Homes Gained $2 Trillion in Value This Year

Re-Blogged From Newsmax

Your home may not have made the same gains as stocks or bitcoin, but it still was a robust year for the U.S. housing market.

The value of the entire U.S. housing stock increased by 6.5 percent — or $2 trillion — in 2017, according to a report from Zillow. All homes in the country are now worth a cumulative $31.8 trillion.

Image: Homes Gained $2 Trillion in Value This Year Under Trump, Zillow Says
(Mark Plumley | Dreamstime) Continue reading

The Housing Bubble Is Back

By John Rubino – Re-Blogged From Dollar Collapse

Last week I ran into a friend whom I’d been worrying about. He’s a real estate appraiser and his work had been drying up as interest rates rose and homeowners stopped refinancing their mortgages.

But now he’s back to being happily swamped because instead of refinancing, everyone is buying — often, he says, for above the asking price.

A couple of days later my wife and I were at a slide show put on by friends just back from New Zealand. They’d heard that a neighbor was thinking about selling his house and on an impulse made him an offer. He accepted, and our friends became instant homeowners.

Continue reading

Housing/Gold Ratio As A Valuation Indicator

By Daniel Amerman – Re-Blogged From http://www.Gold-Eagle.com
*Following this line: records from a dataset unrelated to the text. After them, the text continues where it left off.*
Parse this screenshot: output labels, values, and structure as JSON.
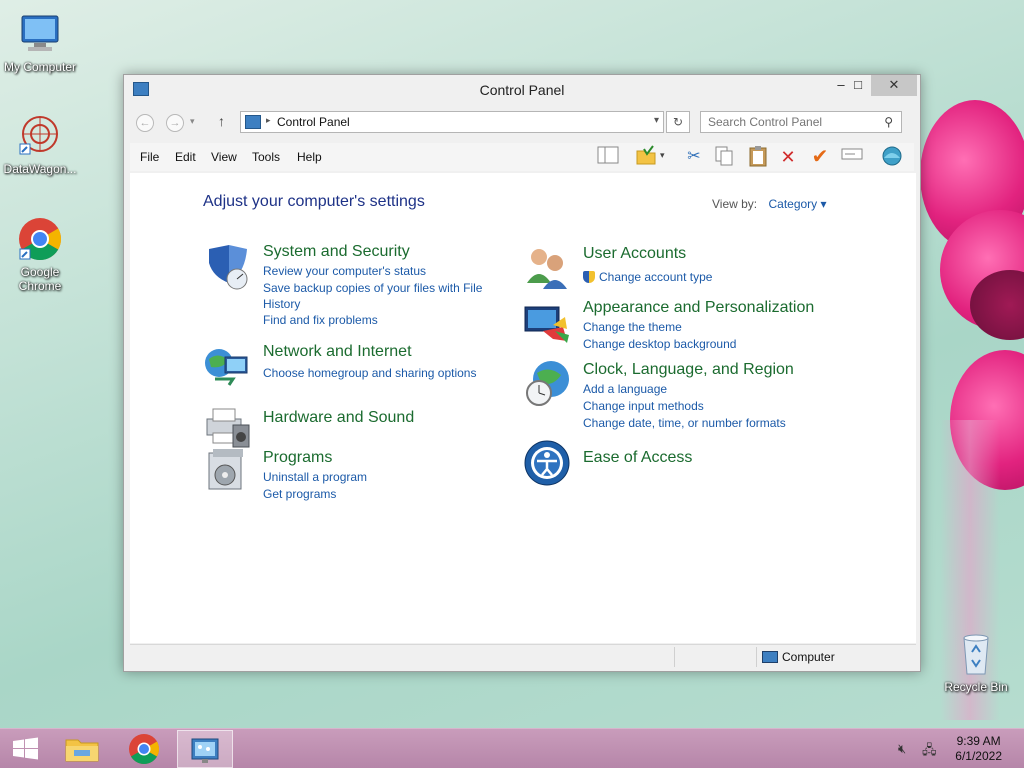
{
  "desktop": {
    "icons": [
      {
        "label": "My Computer",
        "icon": "my-computer-icon"
      },
      {
        "label": "DataWagon...",
        "icon": "datawagon-icon"
      },
      {
        "label": "Google Chrome",
        "icon": "chrome-icon"
      },
      {
        "label": "Recycle Bin",
        "icon": "recycle-bin-icon"
      }
    ]
  },
  "window": {
    "title": "Control Panel",
    "controls": {
      "minimize": "–",
      "maximize": "□",
      "close": "✕"
    },
    "address": {
      "crumb": "Control Panel"
    },
    "search": {
      "placeholder": "Search Control Panel"
    },
    "menu": [
      "File",
      "Edit",
      "View",
      "Tools",
      "Help"
    ],
    "heading": "Adjust your computer's settings",
    "view_by": {
      "label": "View by:",
      "value": "Category"
    },
    "categories_left": [
      {
        "title": "System and Security",
        "icon": "shield-icon",
        "links": [
          "Review your computer's status",
          "Save backup copies of your files with File",
          "History",
          "Find and fix problems"
        ]
      },
      {
        "title": "Network and Internet",
        "icon": "network-icon",
        "links": [
          "Choose homegroup and sharing options"
        ]
      },
      {
        "title": "Hardware and Sound",
        "icon": "printer-icon",
        "links": []
      },
      {
        "title": "Programs",
        "icon": "programs-icon",
        "links": [
          "Uninstall a program",
          "Get programs"
        ]
      }
    ],
    "categories_right": [
      {
        "title": "User Accounts",
        "icon": "users-icon",
        "links": [
          "Change account type"
        ]
      },
      {
        "title": "Appearance and Personalization",
        "icon": "monitor-icon",
        "links": [
          "Change the theme",
          "Change desktop background"
        ]
      },
      {
        "title": "Clock, Language, and Region",
        "icon": "globe-clock-icon",
        "links": [
          "Add a language",
          "Change input methods",
          "Change date, time, or number formats"
        ]
      },
      {
        "title": "Ease of Access",
        "icon": "ease-of-access-icon",
        "links": []
      }
    ],
    "status": {
      "location": "Computer"
    }
  },
  "taskbar": {
    "time": "9:39 AM",
    "date": "6/1/2022"
  },
  "colors": {
    "link": "#1c5aa8",
    "category_title": "#1b6b2f",
    "heading": "#1e3287",
    "taskbar": "#c49ab7"
  }
}
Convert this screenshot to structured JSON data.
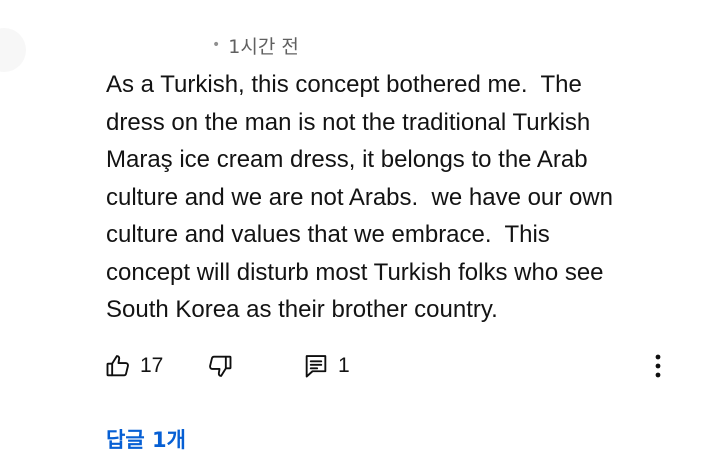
{
  "comment": {
    "timestamp": "1시간 전",
    "text": "As a Turkish, this concept bothered me.  The dress on the man is not the traditional Turkish Maraş ice cream dress, it belongs to the Arab culture and we are not Arabs.  we have our own culture and values that we embrace.  This concept will disturb most Turkish folks who see South Korea as their brother country.",
    "lines": [
      "As a Turkish, this concept bothered me.  The",
      "dress on the man is not the traditional Turkish",
      "Maraş ice cream dress, it belongs to the Arab",
      "culture and we are not Arabs.  we have our own",
      "culture and values that we embrace.  This",
      "concept will disturb most Turkish folks who see",
      "South Korea as their brother country."
    ]
  },
  "actions": {
    "like_icon": "thumbs-up-icon",
    "like_count": "17",
    "dislike_icon": "thumbs-down-icon",
    "reply_icon": "comment-icon",
    "reply_count": "1",
    "more_icon": "more-vertical-icon"
  },
  "replies": {
    "label": "답글 1개",
    "color": "#065fd4"
  }
}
The Housing/Gold ratio is a quite useful measure for evaluating relative values between real estate and gold, and also has an interesting historical track record for identifying turning points in long-term gold price trends.  In light of the commodities rout occurring in the summer of 2015, and the continuing strength in housing – it is worthwhile revisiting this basic measure, because the results aren’t at all what most people likely think they are.

The graph below shows the Housing/Gold ratio for the modern era in the United States, from when gold investment was legalized on December 31, 1974 through November of 2011.  When analyzed at that time (link here), the ratio clearly showed an historic outlier was being reached in terms of gold being expensive relative to real estate.

Continue reading